It isn't about how much work anything is or isn't... it's about the value of people's time, and how the make decisions about how to invest it. I know I can't read every single story submitted to HN, and I doubt many (if any) people can. We all have to glance at the headlines and make a decision "do I spend the time to dig into this or not?"
I'm certainly not saying that titles should be a free-for-all, but I maintain that overly rigid adherence to an "original titles only" policy is misguided. Maybe "stupid" is an overly strong word, and I apologize for using unnecessarily harsh language. But I feel pretty strongly about this, because it seems blindingly obvious to me that this policy, as it's applied, is sub-optimal.
Anyway, here's a thought: IF it's that important to preserve the original title, then add a second field with space for a brief comment supplied by the submitter. Not something like Slashdot mind you, but some way for the user to (optionally) add some extra descriptive verbiage to help clarify ambiguous or context-free titles.
People editorialise titles.

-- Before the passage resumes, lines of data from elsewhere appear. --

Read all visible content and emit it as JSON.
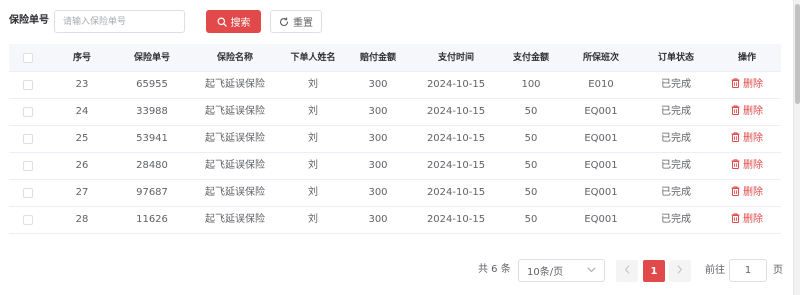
{
  "search": {
    "label": "保险单号",
    "placeholder": "请输入保险单号",
    "value": "",
    "search_button": "搜索",
    "reset_button": "重置"
  },
  "table": {
    "columns": [
      "序号",
      "保险单号",
      "保险名称",
      "下单人姓名",
      "赔付金额",
      "支付时间",
      "支付金额",
      "所保班次",
      "订单状态",
      "操作"
    ],
    "rows": [
      {
        "idx": "23",
        "no": "65955",
        "name": "起飞延误保险",
        "user": "刘",
        "claim": "300",
        "time": "2024-10-15",
        "pay": "100",
        "flight": "E010",
        "status": "已完成",
        "action": "删除"
      },
      {
        "idx": "24",
        "no": "33988",
        "name": "起飞延误保险",
        "user": "刘",
        "claim": "300",
        "time": "2024-10-15",
        "pay": "50",
        "flight": "EQ001",
        "status": "已完成",
        "action": "删除"
      },
      {
        "idx": "25",
        "no": "53941",
        "name": "起飞延误保险",
        "user": "刘",
        "claim": "300",
        "time": "2024-10-15",
        "pay": "50",
        "flight": "EQ001",
        "status": "已完成",
        "action": "删除"
      },
      {
        "idx": "26",
        "no": "28480",
        "name": "起飞延误保险",
        "user": "刘",
        "claim": "300",
        "time": "2024-10-15",
        "pay": "50",
        "flight": "EQ001",
        "status": "已完成",
        "action": "删除"
      },
      {
        "idx": "27",
        "no": "97687",
        "name": "起飞延误保险",
        "user": "刘",
        "claim": "300",
        "time": "2024-10-15",
        "pay": "50",
        "flight": "EQ001",
        "status": "已完成",
        "action": "删除"
      },
      {
        "idx": "28",
        "no": "11626",
        "name": "起飞延误保险",
        "user": "刘",
        "claim": "300",
        "time": "2024-10-15",
        "pay": "50",
        "flight": "EQ001",
        "status": "已完成",
        "action": "删除"
      }
    ]
  },
  "pagination": {
    "total": "共 6 条",
    "page_size": "10条/页",
    "current_page": "1",
    "goto_label": "前往",
    "goto_value": "1",
    "page_unit": "页"
  },
  "colors": {
    "accent": "#e1494a",
    "header_bg": "#f5f7fa",
    "border": "#ebeef5"
  },
  "icons": {
    "search_button": "search-icon",
    "reset_button": "refresh-icon",
    "delete_action": "trash-icon",
    "page_size": "chevron-down-icon",
    "prev": "chevron-left-icon",
    "next": "chevron-right-icon"
  }
}
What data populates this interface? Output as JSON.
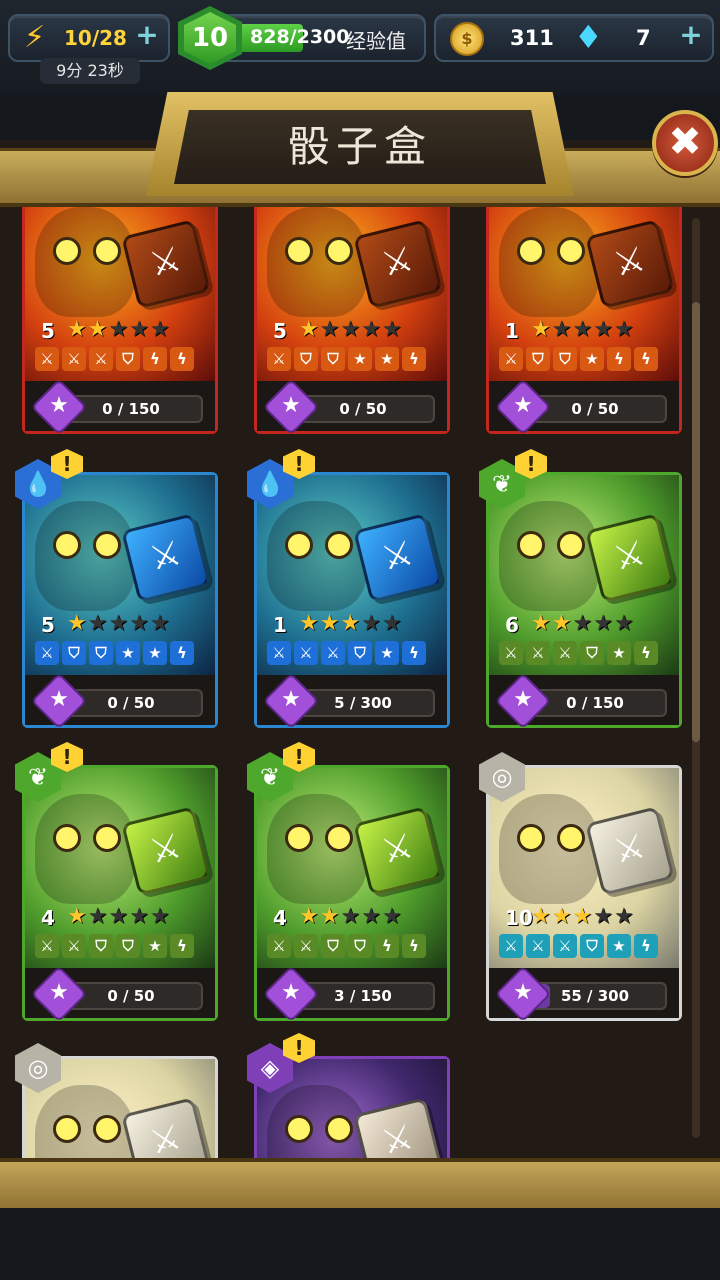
{
  "header": {
    "energy": {
      "value": "10/28",
      "icon": "lightning-icon"
    },
    "timer": {
      "minutes": "9",
      "min_unit": "分",
      "seconds": "23",
      "sec_unit": "秒"
    },
    "level": "10",
    "xp": {
      "value": "828/2300",
      "label": "经验值",
      "progress": 0.36
    },
    "gold": "311",
    "gems": "7"
  },
  "title": "骰子盒",
  "close_icon": "✖",
  "cards": [
    {
      "element": "fire",
      "level": "5",
      "stars": 2,
      "progress": "0 / 150",
      "fill": 0.0,
      "alert": false,
      "faces": [
        "⚔",
        "⚔",
        "⚔",
        "⛉",
        "ϟ",
        "ϟ"
      ]
    },
    {
      "element": "fire",
      "level": "5",
      "stars": 1,
      "progress": "0 / 50",
      "fill": 0.0,
      "alert": false,
      "faces": [
        "⚔",
        "⛉",
        "⛉",
        "★",
        "★",
        "ϟ"
      ]
    },
    {
      "element": "fire",
      "level": "1",
      "stars": 1,
      "progress": "0 / 50",
      "fill": 0.0,
      "alert": false,
      "faces": [
        "⚔",
        "⛉",
        "⛉",
        "★",
        "ϟ",
        "ϟ"
      ]
    },
    {
      "element": "water",
      "level": "5",
      "stars": 1,
      "progress": "0 / 50",
      "fill": 0.0,
      "alert": true,
      "faces": [
        "⚔",
        "⛉",
        "⛉",
        "★",
        "★",
        "ϟ"
      ]
    },
    {
      "element": "water",
      "level": "1",
      "stars": 3,
      "progress": "5 / 300",
      "fill": 0.02,
      "alert": true,
      "faces": [
        "⚔",
        "⚔",
        "⚔",
        "⛉",
        "★",
        "ϟ"
      ]
    },
    {
      "element": "earth",
      "level": "6",
      "stars": 2,
      "progress": "0 / 150",
      "fill": 0.0,
      "alert": true,
      "faces": [
        "⚔",
        "⚔",
        "⚔",
        "⛉",
        "★",
        "ϟ"
      ]
    },
    {
      "element": "earth",
      "level": "4",
      "stars": 1,
      "progress": "0 / 50",
      "fill": 0.0,
      "alert": true,
      "faces": [
        "⚔",
        "⚔",
        "⛉",
        "⛉",
        "★",
        "ϟ"
      ]
    },
    {
      "element": "earth",
      "level": "4",
      "stars": 2,
      "progress": "3 / 150",
      "fill": 0.02,
      "alert": true,
      "faces": [
        "⚔",
        "⚔",
        "⛉",
        "⛉",
        "ϟ",
        "ϟ"
      ]
    },
    {
      "element": "air",
      "level": "10",
      "stars": 3,
      "progress": "55 / 300",
      "fill": 0.18,
      "alert": false,
      "faces": [
        "⚔",
        "⚔",
        "⚔",
        "⛉",
        "★",
        "ϟ"
      ]
    },
    {
      "element": "air",
      "level": "",
      "stars": 0,
      "progress": "",
      "fill": 0.0,
      "alert": false,
      "faces": []
    },
    {
      "element": "void",
      "level": "",
      "stars": 0,
      "progress": "",
      "fill": 0.0,
      "alert": true,
      "faces": []
    }
  ]
}
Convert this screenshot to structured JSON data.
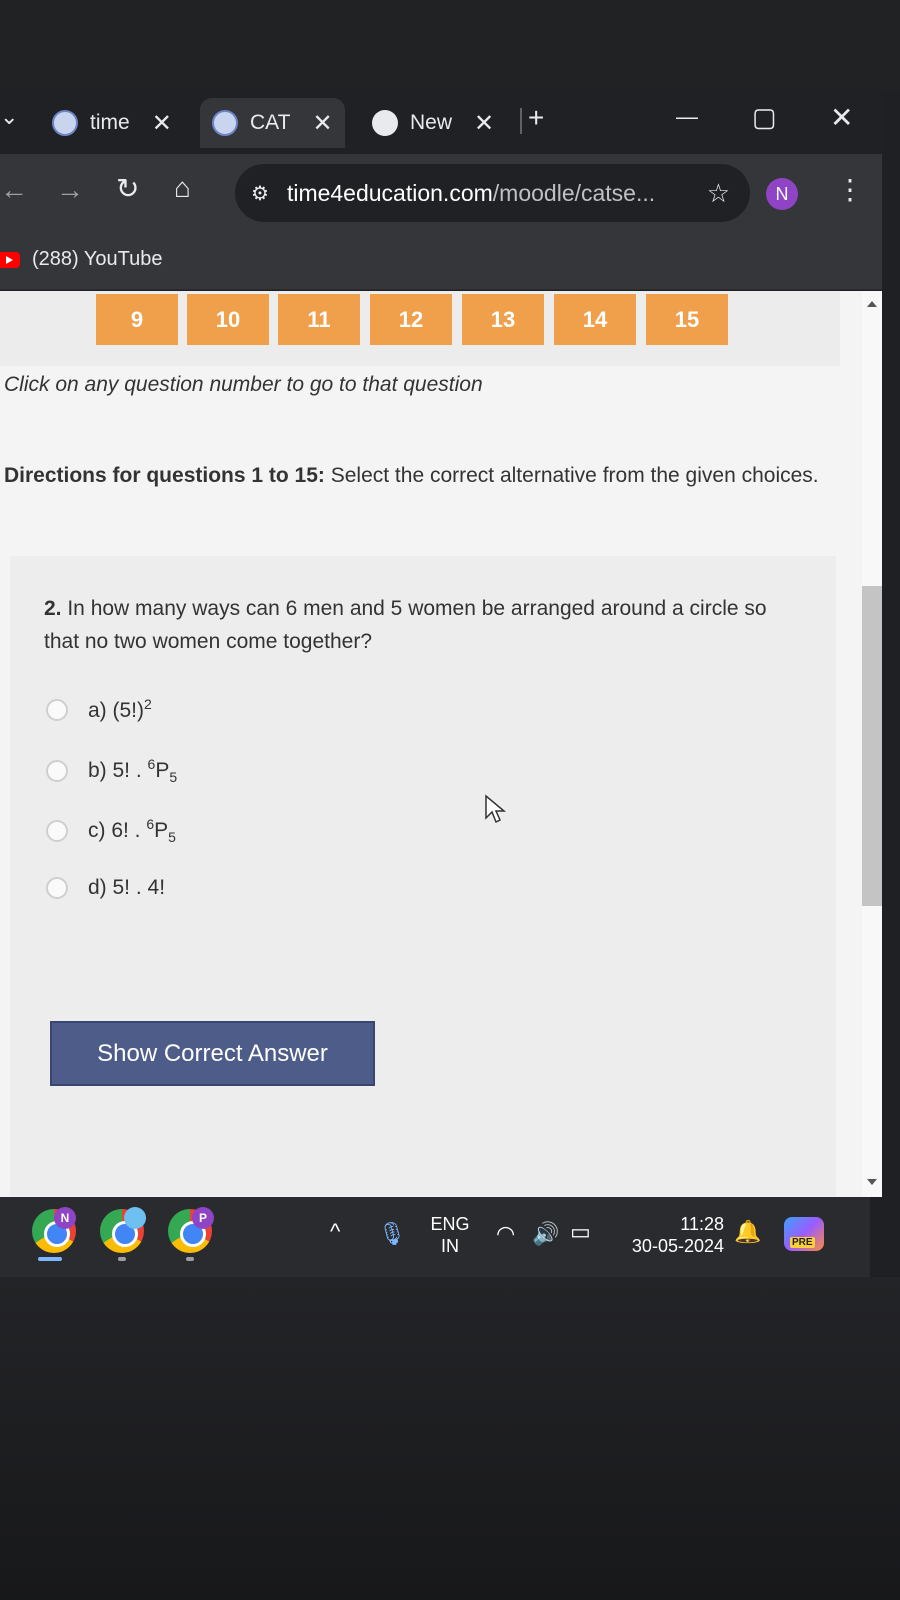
{
  "browser": {
    "tabs": [
      {
        "label": "time",
        "close": "✕"
      },
      {
        "label": "CAT",
        "close": "✕"
      },
      {
        "label": "New",
        "close": "✕"
      }
    ],
    "new_tab": "+",
    "window_controls": {
      "minimize": "—",
      "maximize": "▢",
      "close": "✕"
    },
    "address": {
      "domain": "time4education.com",
      "path": "/moodle/catse..."
    },
    "profile_initial": "N",
    "bookmark": {
      "label": "(288) YouTube"
    }
  },
  "quiz": {
    "question_numbers": [
      "9",
      "10",
      "11",
      "12",
      "13",
      "14",
      "15"
    ],
    "hint": "Click on any question number to go to that question",
    "directions_label": "Directions for questions 1 to 15:",
    "directions_text": " Select the correct alternative from the given choices.",
    "question_number": "2.",
    "question_text": " In how many ways can 6 men and 5 women be arranged around a circle so that no two women come together?",
    "options": {
      "a": {
        "prefix": "a) (5!)",
        "sup": "2"
      },
      "b": {
        "prefix": "b) 5! . ",
        "sup": "6",
        "main": "P",
        "sub": "5"
      },
      "c": {
        "prefix": "c) 6! . ",
        "sup": "6",
        "main": "P",
        "sub": "5"
      },
      "d": {
        "prefix": "d) 5! . 4!"
      }
    },
    "show_answer_label": "Show Correct Answer"
  },
  "taskbar": {
    "app_badges": [
      "N",
      "",
      "P"
    ],
    "language": {
      "line1": "ENG",
      "line2": "IN"
    },
    "time": "11:28",
    "date": "30-05-2024",
    "copilot_badge": "PRE"
  },
  "colors": {
    "question_button": "#f0a04b",
    "show_button": "#4e5c8a"
  }
}
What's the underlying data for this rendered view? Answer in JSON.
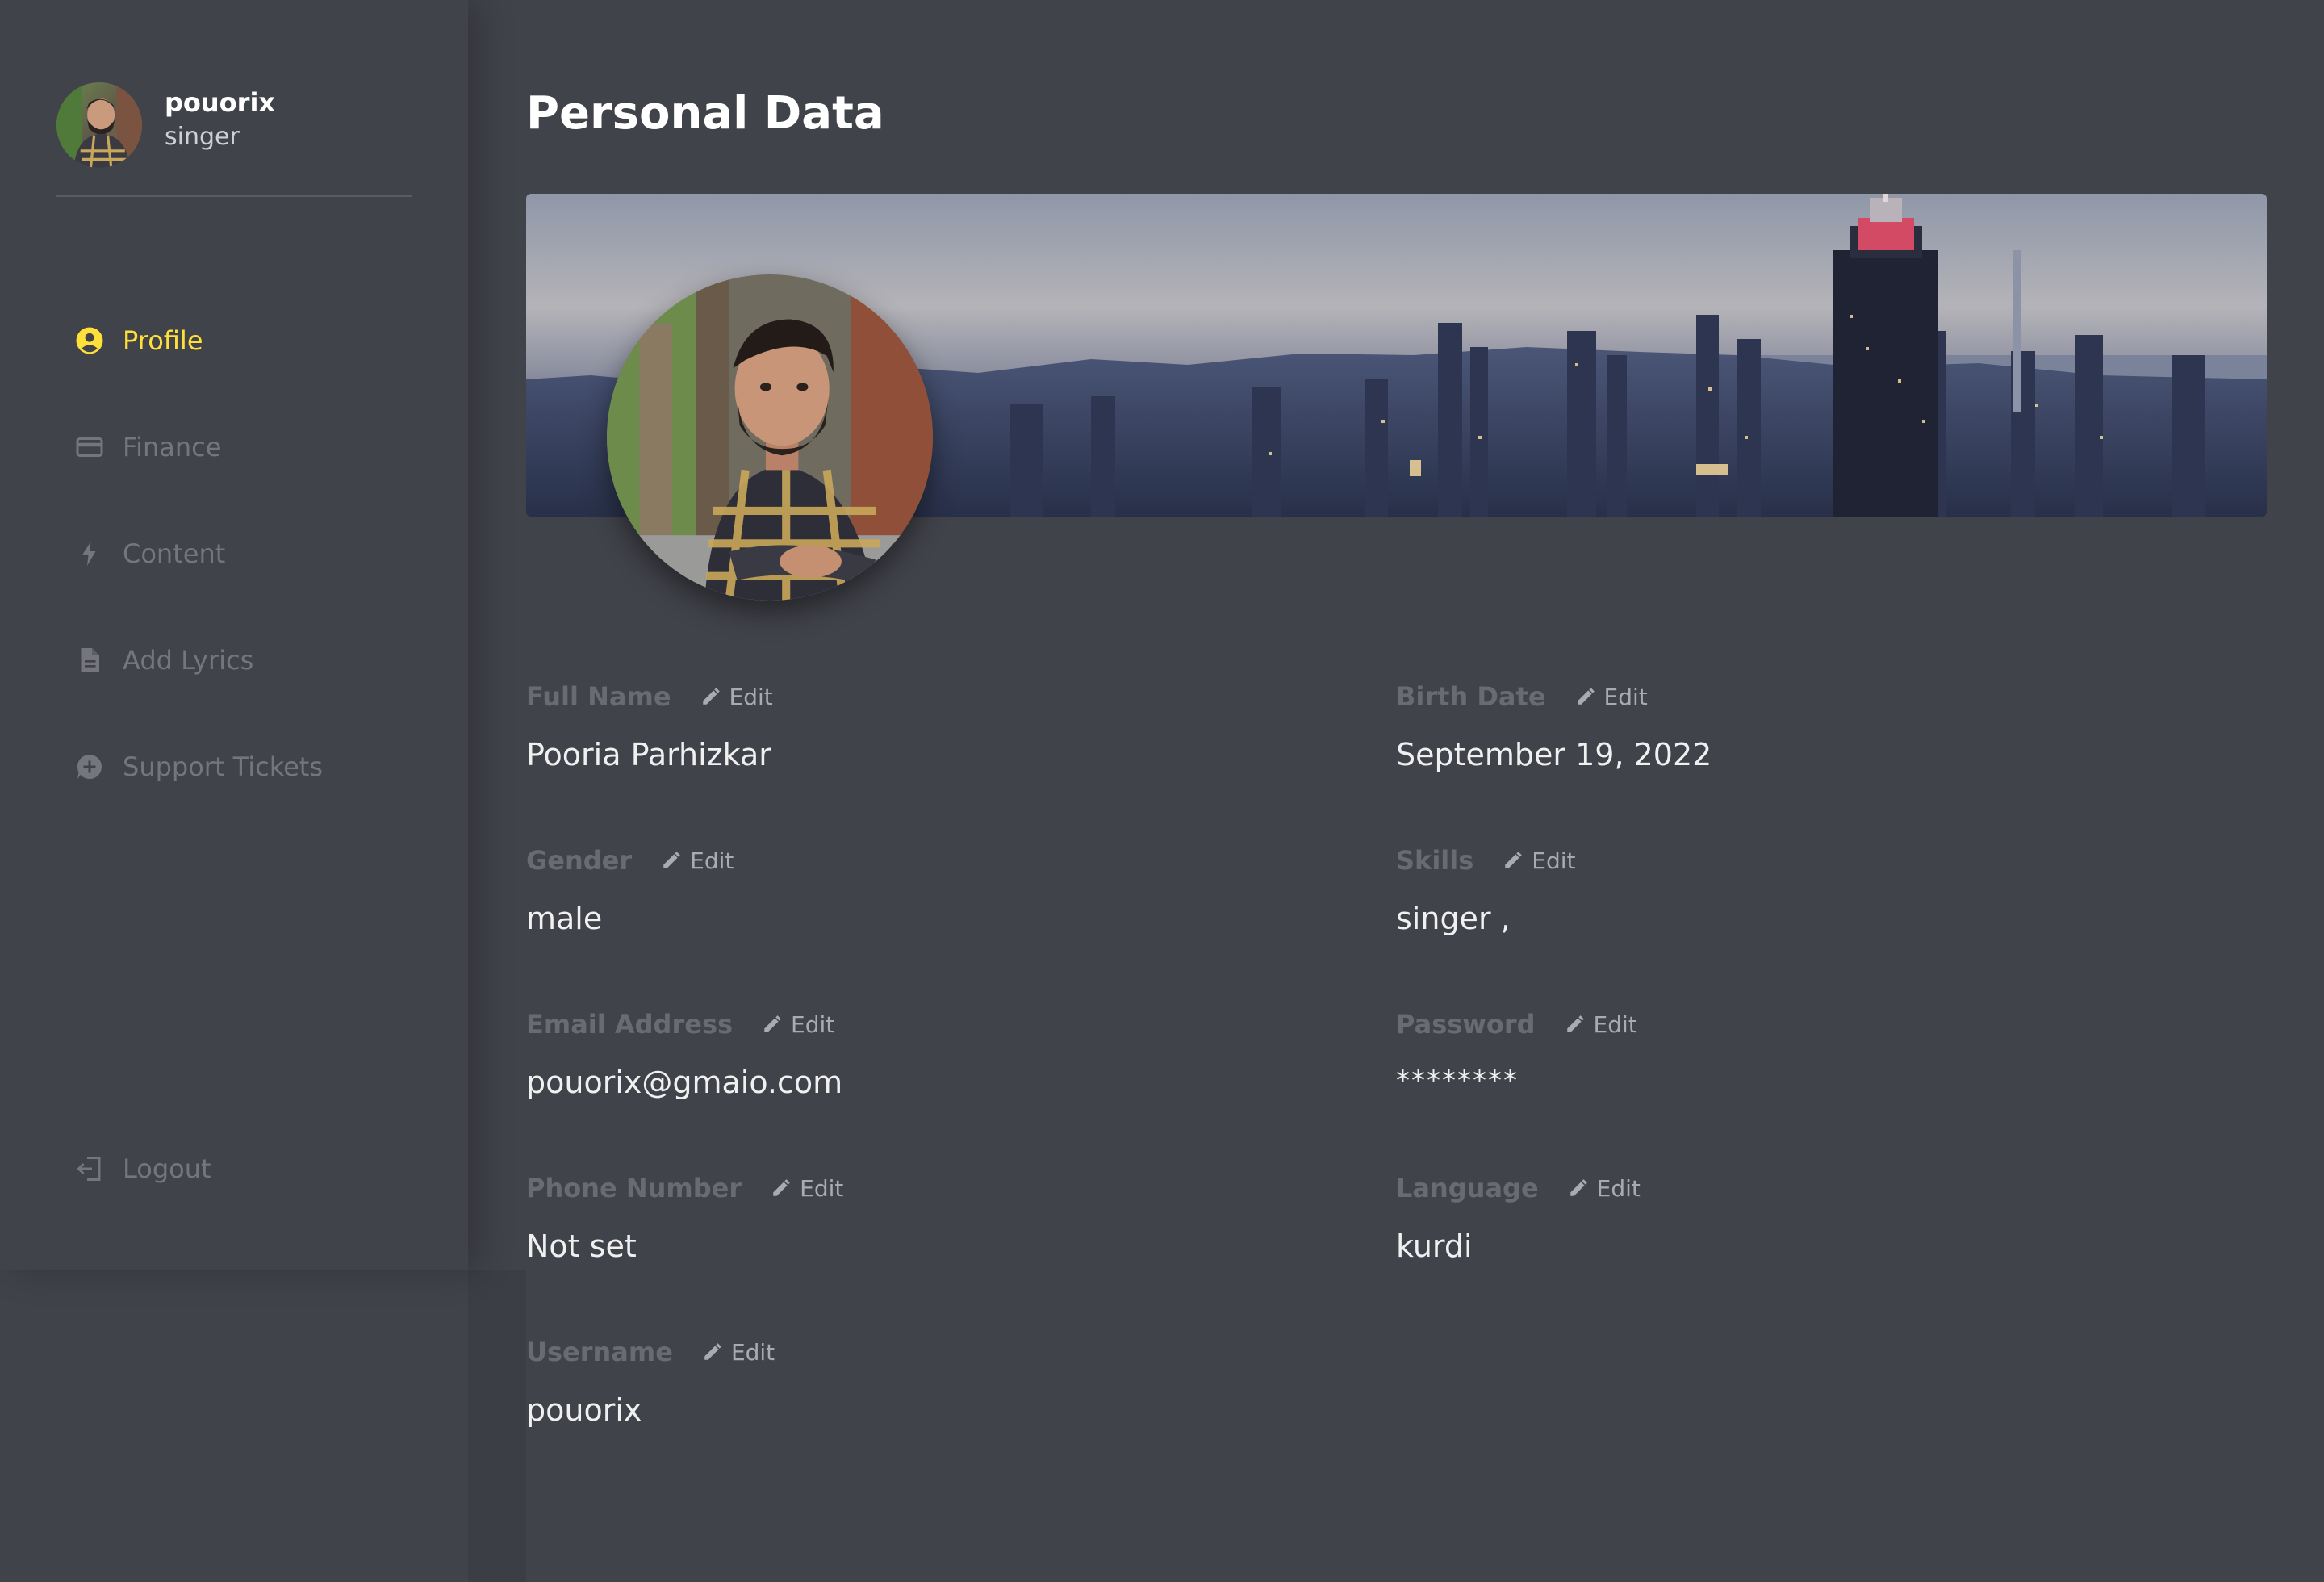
{
  "user": {
    "name": "pouorix",
    "role": "singer"
  },
  "sidebar": {
    "items": [
      {
        "label": "Profile",
        "icon": "user-circle-icon",
        "active": true
      },
      {
        "label": "Finance",
        "icon": "credit-card-icon",
        "active": false
      },
      {
        "label": "Content",
        "icon": "bolt-icon",
        "active": false
      },
      {
        "label": "Add Lyrics",
        "icon": "document-icon",
        "active": false
      },
      {
        "label": "Support Tickets",
        "icon": "chat-plus-icon",
        "active": false
      }
    ],
    "logout": {
      "label": "Logout",
      "icon": "logout-icon"
    }
  },
  "main": {
    "title": "Personal Data",
    "edit_label": "Edit",
    "fields": {
      "full_name": {
        "label": "Full Name",
        "value": "Pooria Parhizkar"
      },
      "birth_date": {
        "label": "Birth Date",
        "value": "September 19, 2022"
      },
      "gender": {
        "label": "Gender",
        "value": "male"
      },
      "skills": {
        "label": "Skills",
        "value": "singer ,"
      },
      "email": {
        "label": "Email Address",
        "value": "pouorix@gmaio.com"
      },
      "password": {
        "label": "Password",
        "value": "********"
      },
      "phone": {
        "label": "Phone Number",
        "value": "Not set"
      },
      "language": {
        "label": "Language",
        "value": "kurdi"
      },
      "username": {
        "label": "Username",
        "value": "pouorix"
      }
    }
  },
  "colors": {
    "background": "#41434a",
    "accent": "#ffdf3a",
    "muted": "#74767c",
    "label": "#696b72"
  }
}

Your suggested box would almost ask for editorialising.
People can leave a comment for anything they submit.
Yes, exactly! And that's a Good Thing in the cases I'm talking about. Let's quit throwing the word editorialising around like it's a pejorative. Editorialising serves a purpose and is actually needed quite often.
Mostly it serves for the editorializer to put their own spin on the topic. That's the opposite of what we want here. We want readers to make up their own minds.
But they need enough information to make up their minds. That's what I'm trying to say here. Editorialising is NOT some universally bad thing, nor is it synonymous with "spin". If a title is something useless like "Some interesting results" then it absolutely should be editorialised, or annotated to show that it's "interesting results" in quantum mechanics, vs., content marketing, or cat-picture hosting.
All I'm saying is, not all original titles are good, and some edits serve a valuable purpose and should be allowed.
"I had to follow a hyperlink to get the information I wanted" is a pretty amusing first world problem.
By the way, on HN, please don't make things look like a quote when they're not (I didn't use the word "lazy"). I know it seems minor but it's important for respectful debate.
I very much prefer a "snappy, BuzzFeed-like" heading that tells me what the article is about over a meaningless phrase without context.
I think we all understand that. I think we also all understand that there are times when blind adherence to that rule is bloody stupid.
Read the HN guidelines and you'll see that that's not true.
- the domain, textfiles.org is an incredibly well known domain, so things from there are likely to be interesting and not linkbait
- clicking the link and reading the article, this is guaranteed to answer your question
- clicking the link and reading the article did not help, so I went to the comments for context.
I got lucky on this one. I've never heard of textfiles, so I was going to question whether or not it's really "well-known", and I got a good laugh when I went to the site you recommended and found a domain for sale :)